Why Ferrari can afford to bide its time in development war – MPH


Mark Hughes explains how Ferrari's early development work is paying dividends, whilst Red Bull is having to take risks to keep up


Ferrari has managed to keep Red Bull at arms length so far, thanks to the wide development window its F1-75 affords

TPN/Getty Images

It’s interesting to note the different approaches of Ferrari, Red Bull and Mercedes to upgrades ahead of the Imola weekend and the logic behind them in this cost cap era.

That logic is being driven by Ferrari’s dominance of the early part of the season with a car essentially unchanged since it first appeared. There are new parts being readied but a decision was taken not to introduce them in this sprint weekend with just one practice session before qualifying. That’s the sort of calm, practical decision of a team comfortable with its programme and with a nice lead in the championship. The F1-75 has proven to be a very sweetly balanced machine, with an apparently wide set-up window afforded by its aero concept and a potent power unit which just adds to that flexibility. It works on slow corners and fast, it looks after its tyres well and has so far been very reliable. It bears all the hallmarks of a car which has been a very long time in the making from a team which has been in a better position to devote resource to it than either Mercedes or Red Bull.

“Ferrari has such a complex package that it is easy to set up,” says Red Bull’s Helmut Marko. “With us, everything has to be perfect for us to deal with that.

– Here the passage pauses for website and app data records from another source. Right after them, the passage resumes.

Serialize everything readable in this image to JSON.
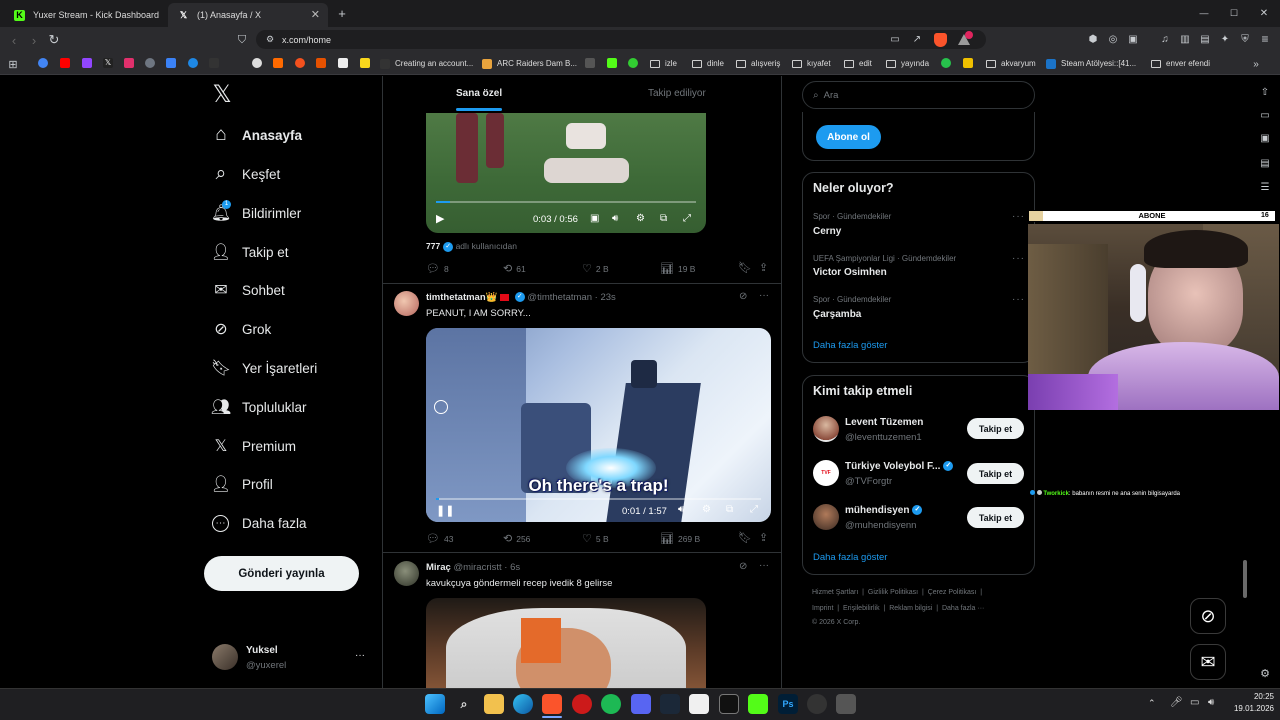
{
  "browser": {
    "tabs": [
      {
        "title": "Yuxer Stream - Kick Dashboard",
        "icon": "kick-icon",
        "color": "#53fc18"
      },
      {
        "title": "(1) Anasayfa / X",
        "icon": "x-logo-icon",
        "color": "#ffffff"
      }
    ],
    "new_tab": "+",
    "url": "x.com/home",
    "bookmarks": [
      {
        "label": "Creating an account...",
        "type": "page"
      },
      {
        "label": "ARC Raiders Dam B...",
        "type": "page"
      },
      {
        "label": "izle",
        "type": "folder"
      },
      {
        "label": "dinle",
        "type": "folder"
      },
      {
        "label": "alışveriş",
        "type": "folder"
      },
      {
        "label": "kıyafet",
        "type": "folder"
      },
      {
        "label": "edit",
        "type": "folder"
      },
      {
        "label": "yayında",
        "type": "folder"
      },
      {
        "label": "akvaryum",
        "type": "folder"
      },
      {
        "label": "Steam Atölyesi::[41...",
        "type": "page"
      },
      {
        "label": "enver efendi",
        "type": "folder"
      }
    ],
    "window_controls": [
      "—",
      "☐",
      "✕"
    ]
  },
  "sidebar": {
    "logo": "𝕏",
    "items": [
      {
        "label": "Anasayfa",
        "icon": "home-icon",
        "glyph": "⌂",
        "active": true
      },
      {
        "label": "Keşfet",
        "icon": "search-icon",
        "glyph": "⌕"
      },
      {
        "label": "Bildirimler",
        "icon": "bell-icon",
        "glyph": "🔔︎",
        "badge": "1"
      },
      {
        "label": "Takip et",
        "icon": "follow-icon",
        "glyph": "👤︎"
      },
      {
        "label": "Sohbet",
        "icon": "mail-icon",
        "glyph": "✉"
      },
      {
        "label": "Grok",
        "icon": "grok-icon",
        "glyph": "⊘"
      },
      {
        "label": "Yer İşaretleri",
        "icon": "bookmark-icon",
        "glyph": "🔖︎"
      },
      {
        "label": "Topluluklar",
        "icon": "communities-icon",
        "glyph": "👥︎"
      },
      {
        "label": "Premium",
        "icon": "premium-x-icon",
        "glyph": "𝕏"
      },
      {
        "label": "Profil",
        "icon": "profile-icon",
        "glyph": "👤︎"
      },
      {
        "label": "Daha fazla",
        "icon": "more-icon",
        "glyph": "⋯"
      }
    ],
    "post_button": "Gönderi yayınla",
    "account": {
      "name": "Yuksel",
      "handle": "@yuxerel",
      "more": "···"
    }
  },
  "timeline": {
    "tabs": [
      "Sana özel",
      "Takip ediliyor"
    ],
    "posts": [
      {
        "video_time": "0:03 / 0:56",
        "progress": 0.054,
        "attribution_name": "777",
        "attribution_text": "adlı kullanıcıdan",
        "metrics": {
          "replies": "8",
          "reposts": "61",
          "likes": "2 B",
          "views": "19 B"
        }
      },
      {
        "author": "timthetatman",
        "author_emoji": "👑",
        "handle": "@timthetatman",
        "time": "23s",
        "text": "PEANUT, I AM SORRY...",
        "video_caption": "Oh there's a trap!",
        "video_time": "0:01 / 1:57",
        "progress": 0.01,
        "metrics": {
          "replies": "43",
          "reposts": "256",
          "likes": "5 B",
          "views": "269 B"
        }
      },
      {
        "author": "Miraç",
        "handle": "@miracristt",
        "time": "6s",
        "text": "kavukçuya göndermeli recep ivedik 8 gelirse"
      }
    ]
  },
  "right": {
    "search_placeholder": "Ara",
    "subscribe_button": "Abone ol",
    "trends_title": "Neler oluyor?",
    "trends": [
      {
        "category": "Spor · Gündemdekiler",
        "name": "Cerny"
      },
      {
        "category": "UEFA Şampiyonlar Ligi · Gündemdekiler",
        "name": "Victor Osimhen"
      },
      {
        "category": "Spor · Gündemdekiler",
        "name": "Çarşamba"
      }
    ],
    "trends_more": "Daha fazla göster",
    "who_title": "Kimi takip etmeli",
    "who": [
      {
        "name": "Levent Tüzemen",
        "handle": "@leventtuzemen1",
        "button": "Takip et",
        "verified": false
      },
      {
        "name": "Türkiye Voleybol F...",
        "handle": "@TVForgtr",
        "button": "Takip et",
        "verified": true
      },
      {
        "name": "mühendisyen",
        "handle": "@muhendisyenn",
        "button": "Takip et",
        "verified": true
      }
    ],
    "who_more": "Daha fazla göster",
    "footer": [
      "Hizmet Şartları",
      "Gizlilik Politikası",
      "Çerez Politikası",
      "Imprint",
      "Erişilebilirlik",
      "Reklam bilgisi",
      "Daha fazla ···",
      "© 2026 X Corp."
    ]
  },
  "overlay": {
    "abone_label": "ABONE",
    "abone_count": "16",
    "chat_user": "Tworkick",
    "chat_message": ": babanın resmi ne ana senin bilgisayarda"
  },
  "taskbar": {
    "time": "20:25",
    "date": "19.01.2026"
  },
  "colors": {
    "accent": "#1d9bf0",
    "bg": "#000000",
    "border": "#2f3336",
    "muted": "#71767b"
  }
}
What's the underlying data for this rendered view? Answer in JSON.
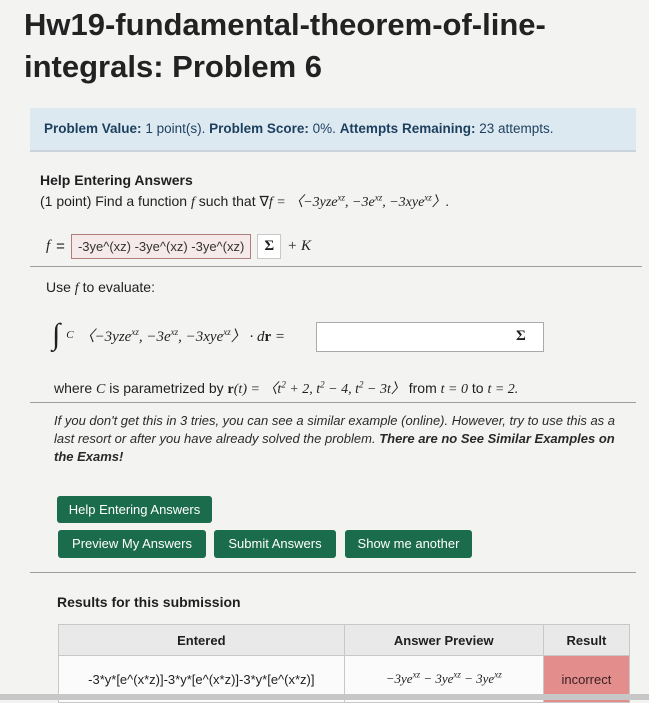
{
  "title": "Hw19-fundamental-theorem-of-line-integrals: Problem 6",
  "info": {
    "value_label": "Problem Value:",
    "value": "1 point(s).",
    "score_label": "Problem Score:",
    "score": "0%.",
    "attempts_label": "Attempts Remaining:",
    "attempts": "23 attempts."
  },
  "problem": {
    "help_heading": "Help Entering Answers",
    "points": "(1 point)",
    "prompt_start": "Find a function",
    "prompt_mid": "such that",
    "answer_value": "-3ye^(xz) -3ye^(xz) -3ye^(xz)",
    "plus_k": "+ K",
    "use_f_start": "Use",
    "use_f_end": "to evaluate:",
    "where_start": "where",
    "where_mid": "is parametrized by",
    "from_text": "from",
    "to_text": "to"
  },
  "note": {
    "text": "If you don't get this in 3 tries, you can see a similar example (online). However, try to use this as a last resort or after you have already solved the problem.",
    "bold": "There are no See Similar Examples on the Exams!"
  },
  "buttons": {
    "help": "Help Entering Answers",
    "preview": "Preview My Answers",
    "submit": "Submit Answers",
    "show_another": "Show me another"
  },
  "results": {
    "heading": "Results for this submission",
    "columns": [
      "Entered",
      "Answer Preview",
      "Result"
    ],
    "entered": "-3*y*[e^(x*z)]-3*y*[e^(x*z)]-3*y*[e^(x*z)]",
    "result": "incorrect"
  },
  "colors": {
    "button": "#1b6b4d",
    "info_bg": "#dde9f1",
    "incorrect_bg": "#e48d8d"
  }
}
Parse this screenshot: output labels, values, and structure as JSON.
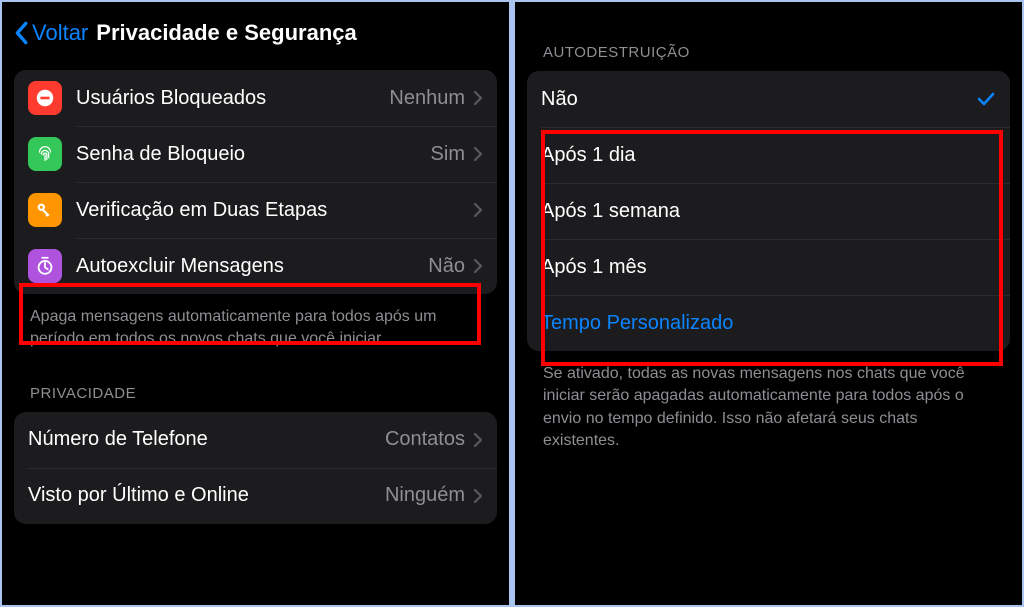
{
  "left": {
    "back_label": "Voltar",
    "title": "Privacidade e Segurança",
    "rows": {
      "blocked": {
        "label": "Usuários Bloqueados",
        "value": "Nenhum"
      },
      "passcode": {
        "label": "Senha de Bloqueio",
        "value": "Sim"
      },
      "twostep": {
        "label": "Verificação em Duas Etapas",
        "value": ""
      },
      "autodelete": {
        "label": "Autoexcluir Mensagens",
        "value": "Não"
      }
    },
    "autodelete_footer": "Apaga mensagens automaticamente para todos após um período em todos os novos chats que você iniciar.",
    "privacy_header": "PRIVACIDADE",
    "privacy_rows": {
      "phone": {
        "label": "Número de Telefone",
        "value": "Contatos"
      },
      "lastseen": {
        "label": "Visto por Último e Online",
        "value": "Ninguém"
      }
    }
  },
  "right": {
    "section_header": "AUTODESTRUIÇÃO",
    "options": {
      "off": "Não",
      "day": "Após 1 dia",
      "week": "Após 1 semana",
      "month": "Após 1 mês",
      "custom": "Tempo Personalizado"
    },
    "footer": "Se ativado, todas as novas mensagens nos chats que você iniciar serão apagadas automaticamente para todos após o envio no tempo definido. Isso não afetará seus chats existentes."
  }
}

That’s exactly why we take this risk now of bringing new parts with just one practice session available. We want to fully attack and take our chances instead of just waiting. Ferrari and Leclerc are just too strong for that.”

Related article

This race will see the first of a raft of new components designed to bring the RB18’s weight down, lighter parts including the brake calipers. The extra 10kg over the Ferrari which the Red Bull has been carrying is theoretically worth around 0.3sec. Not all of that will be shaved away this weekend but the target is to have it on weight parity by Barcelona in two races time. This approach bears the hallmark of a team running hard to get the best from a package more hurried in its preparation, with a little less tunnel/CFD time, which has had to wait a little later before the factory’s full resource was unleashed on its design and development because of last year’s title battle.

Similar comments apply to Red Bull’s ’21 title rival Mercedes, another team with an overweight car. Unlike Red Bull though, there is no big upgrade for this weekend, give or take an extra bodywork strake. The team is still working on fully understanding the root cause of why its porpoising is initiated at such relatively low speed, forcing the car to be run with a very tame ride height which hurts both downforce and drag. Until this is fully understood, it is felt there is no point in making the usual aero development parts, no point in adding downforce in the conventional way – as it may very well turn out to be unusable and which will cost money better devoted to researching the fundamental problem.

It’s a fascinating little snapshot of where they are each at in this early stage of solving the simultaneous puzzle of F1’s new technical and cost regulation.